Sure, it's at least somewhat a comfort thing. Maybe with a couple decades of Lua experience (shudder), and a big bag of best practices, I wouldn't complain anymore. I would probably learn to accept the creepy hacks that give you sort-of-OO support in Lua. But for now, the things that are supposed to make Lua "easy" and "friendly" are making it difficult and hostile. It's something that you're supposed to just "know" as a principle of programming languages, but I'd never really experienced it until now. My past exploits in scripting languages were limited to a couple pages of code at best, so these sort of things never really cropped up as big problems. (And things that normal people would write script to do I would write "real" code for out of my hatred of script.) I knew the pain of debugging script, but hadn't experienced the slippery slope and how it becomes harder and harder to write good code. It's probably a good lesson to learn first-hand. But it's a painful one.

Actually, I think this lesson can be generalized to something else I've been thinking about recently. Developers (or at least me) tend to avoid programming paradigms that make it seem like the language is fighting you back. When languages feel like they're working with you instead of fighting you, you write better code. To me, a language feels like it's working with me instead of against me when the code I'm writing is clear and concise.

It's often advised to create all of the objects in your programs through class factories, or at least static factory methods. But people don't do this, because using class factories for simple operations makes your code uglier and less readable than just using the new operator. If languages made class factories first-class citizens, and the resulting code wasn't so needlessly verbose and weird, people would write better code.

I think this post has rambled enough for now.

Friday, March 2, 2007

A hallway you can sleep in

Today I constructed a rough floor plan of the place I'm hoping to move into in about three weeks.

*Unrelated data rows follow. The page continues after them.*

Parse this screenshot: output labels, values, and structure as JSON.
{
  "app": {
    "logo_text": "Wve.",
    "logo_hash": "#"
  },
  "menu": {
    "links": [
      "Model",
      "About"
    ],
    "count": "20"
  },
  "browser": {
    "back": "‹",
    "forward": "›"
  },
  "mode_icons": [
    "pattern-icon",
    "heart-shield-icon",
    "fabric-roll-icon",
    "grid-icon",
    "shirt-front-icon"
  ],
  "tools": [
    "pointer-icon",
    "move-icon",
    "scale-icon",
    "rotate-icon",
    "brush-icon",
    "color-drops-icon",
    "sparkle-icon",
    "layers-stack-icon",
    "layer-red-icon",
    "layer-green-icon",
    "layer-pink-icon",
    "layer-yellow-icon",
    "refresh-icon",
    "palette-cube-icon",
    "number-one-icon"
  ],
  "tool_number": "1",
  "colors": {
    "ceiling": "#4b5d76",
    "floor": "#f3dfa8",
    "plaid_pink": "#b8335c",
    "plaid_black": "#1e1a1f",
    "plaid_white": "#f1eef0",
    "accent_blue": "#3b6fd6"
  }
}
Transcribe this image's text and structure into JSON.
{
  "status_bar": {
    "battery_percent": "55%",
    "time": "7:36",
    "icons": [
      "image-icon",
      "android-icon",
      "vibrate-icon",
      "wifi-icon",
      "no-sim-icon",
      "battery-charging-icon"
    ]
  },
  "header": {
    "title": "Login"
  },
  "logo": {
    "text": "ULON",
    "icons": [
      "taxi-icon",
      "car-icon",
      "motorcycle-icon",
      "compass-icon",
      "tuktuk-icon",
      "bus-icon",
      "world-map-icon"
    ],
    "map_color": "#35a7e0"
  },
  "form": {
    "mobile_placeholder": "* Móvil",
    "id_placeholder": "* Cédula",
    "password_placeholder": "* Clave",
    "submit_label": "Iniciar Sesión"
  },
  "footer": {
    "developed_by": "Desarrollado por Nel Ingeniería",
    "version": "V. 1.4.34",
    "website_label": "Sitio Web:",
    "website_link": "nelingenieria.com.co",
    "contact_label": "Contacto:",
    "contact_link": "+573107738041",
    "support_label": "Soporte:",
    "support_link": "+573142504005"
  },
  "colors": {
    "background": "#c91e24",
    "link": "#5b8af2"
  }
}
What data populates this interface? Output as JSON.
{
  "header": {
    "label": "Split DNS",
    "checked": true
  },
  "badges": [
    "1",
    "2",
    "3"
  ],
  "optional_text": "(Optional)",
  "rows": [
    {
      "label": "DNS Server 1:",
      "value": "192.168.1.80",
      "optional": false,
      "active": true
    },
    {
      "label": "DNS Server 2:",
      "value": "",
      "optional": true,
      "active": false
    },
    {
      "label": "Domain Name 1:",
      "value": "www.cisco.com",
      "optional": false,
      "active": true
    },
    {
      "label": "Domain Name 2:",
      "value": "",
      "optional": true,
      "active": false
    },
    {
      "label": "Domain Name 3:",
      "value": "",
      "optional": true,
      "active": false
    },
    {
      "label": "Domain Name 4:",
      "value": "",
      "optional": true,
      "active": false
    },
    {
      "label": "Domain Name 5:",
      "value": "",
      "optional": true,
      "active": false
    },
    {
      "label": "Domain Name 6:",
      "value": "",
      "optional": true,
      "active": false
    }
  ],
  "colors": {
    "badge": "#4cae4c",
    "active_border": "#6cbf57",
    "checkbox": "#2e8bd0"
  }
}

Now I finally have actual numerical dimensions for the strangely-shaped master bedroom:

It's 23 feet by 8 feet.

In one direction, it's one of the biggest bedrooms I've ever seen. In the other, it's one of the smallest. It's just odd. A friend remarked that it's more of a hallway that you can sleep in. Eight feet is just barely enough room to fit my bed. (The place was clearly not designed for a king-size bed.) Since there are heating vents on both sides of the room, my current plan is to place the bed parallel to one of the short walls, a couple feet from the wall. It will look weird, but functionally it will be fine.

The den area is a little small too. I'll probably end up using my current computer sound system as my main living room TV sound system, and then getting something new and smaller for my PC. Since I'll no longer be using my computer as the sole source of entertainment for the home, it's not really necessary to have such a nice sound system for it, I suppose.

The living room will be nice. I haven't really had a living room since moving out here. I'm excited about moving. My closing date is set for three weeks from today. That seems both like a very long time away, and also like it's almost here.